Everyone who comes into our store will have a different reason for seeking an electric bike or tricycle. Sometimes, this equipment is called a special needs trike but other times a customisation of an electric two-wheel bike or including some modifications to an electric trike will make the world of difference to the individual.
At BF eBikes, we don’t take pedalling for granted. Most recently, we have worked with some of our customers to help them with that pedalling action. Shortening the length of the cranks can make the difference between being able to ride and not for a knee replacement recipient. We have had customers feel really emotional when they realise that cycling is once again possible when their bike is configured to suit their needs.
Most recently, we have all experienced stock supply issues due to the challenges 2020 has thrown at us all. A positive outcome though has been our focus on approaching others with similar interests and passions for helping those living with disabilities. We are now very proud to announce that Blind Freddy Electric Bikes will be able to demonstrate, supply and customise the BodyCycles range of tricycles including the Edge trikes. After many months working with Tracey and her team in Adelaide on some of our requirements for modifying existing and new bikes and trikes in the Rehatri, Gomier and BF eBikes ranges, we can add the Edge tricycles and the Tigermoth to our range. We see the synergies between our family-orientated companies and believe this will result in better options and choices for our customers across Queensland and northern NSW.

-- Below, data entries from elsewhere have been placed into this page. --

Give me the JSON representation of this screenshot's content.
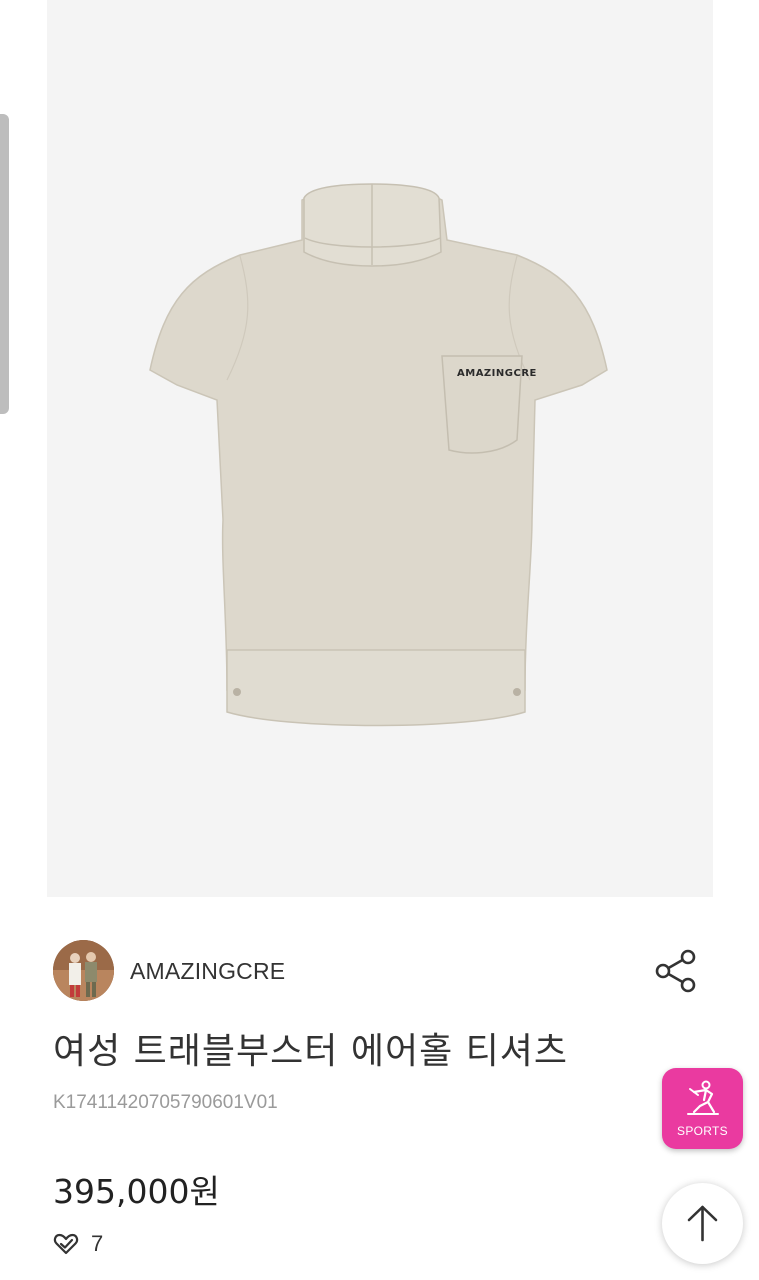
{
  "product": {
    "image_alt": "Women's high-neck short sleeve t-shirt in beige",
    "pocket_logo_text": "AMAZINGCRE",
    "brand_name": "AMAZINGCRE",
    "title": "여성 트래블부스터 에어홀 티셔츠",
    "code": "K17411420705790601V01",
    "price": "395,000원",
    "like_count": "7"
  },
  "floating": {
    "sports_label": "SPORTS"
  },
  "colors": {
    "sports_accent": "#ea3aa0",
    "image_background": "#f4f4f4",
    "shirt_color": "#ddd8cc"
  },
  "icons": {
    "share": "share-icon",
    "like": "heart-check-icon",
    "sports": "golfer-icon",
    "top": "arrow-up-icon"
  }
}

Our collaboration with companies outside of Australia continues and this has proved to be particularly rewarding in these times of supply-chain issues. One of these relationships has resulted in several of our special needs customers being able to trial the trike tandem, a fantastic innovation which offers the tandem rider with a stable and comfortable ride.
In this case, we teamed the tandem trike with a Lekker OutBack electric bike which has front and rear hydraulic disc brakes, a powerful mid-drive motor and a low step-through for safe mounting/dismounting. Even with an adult tandem rider, you couldn’t really feel the extra weight.
But we also acknowledge that adding more to our standard range is not the only solution for many who approach us for support. The customisation part of our business is evolving rapidly and the range of modifications we can offer is ever-expanding. We enjoy being able to talk with participants, their families and their allied health professional support teams to better tune our current range for the individual. Just talking through daily challenges with existing equipment or discussing in more detail options to achieve goals can open up a world of new opportunities for customised equipment.
Recently we have expanded our range to offer a device to enable the care team to swap between fixed-wheel or free-wheel modes on a special needs trike. As the rider develops skills and familiarity with the equipment, we saw the need to be able to test progress with the pedalling action in a way which would not scare or be off-putting to a tentative rider or demand of the care team a level of mechanical skill which would prevent them from trialling the switch. We have had one young rider initial struggle and then overcome those challenges to be able to ride with far more confidence
Other innovations are occurring regularly and we approach each challenge with an open mind, a willingness to think creatively and with a team of people with complementary skills and experience to offer constructive suggestions, a solutions-based approach and a level of realism that tends to shine through.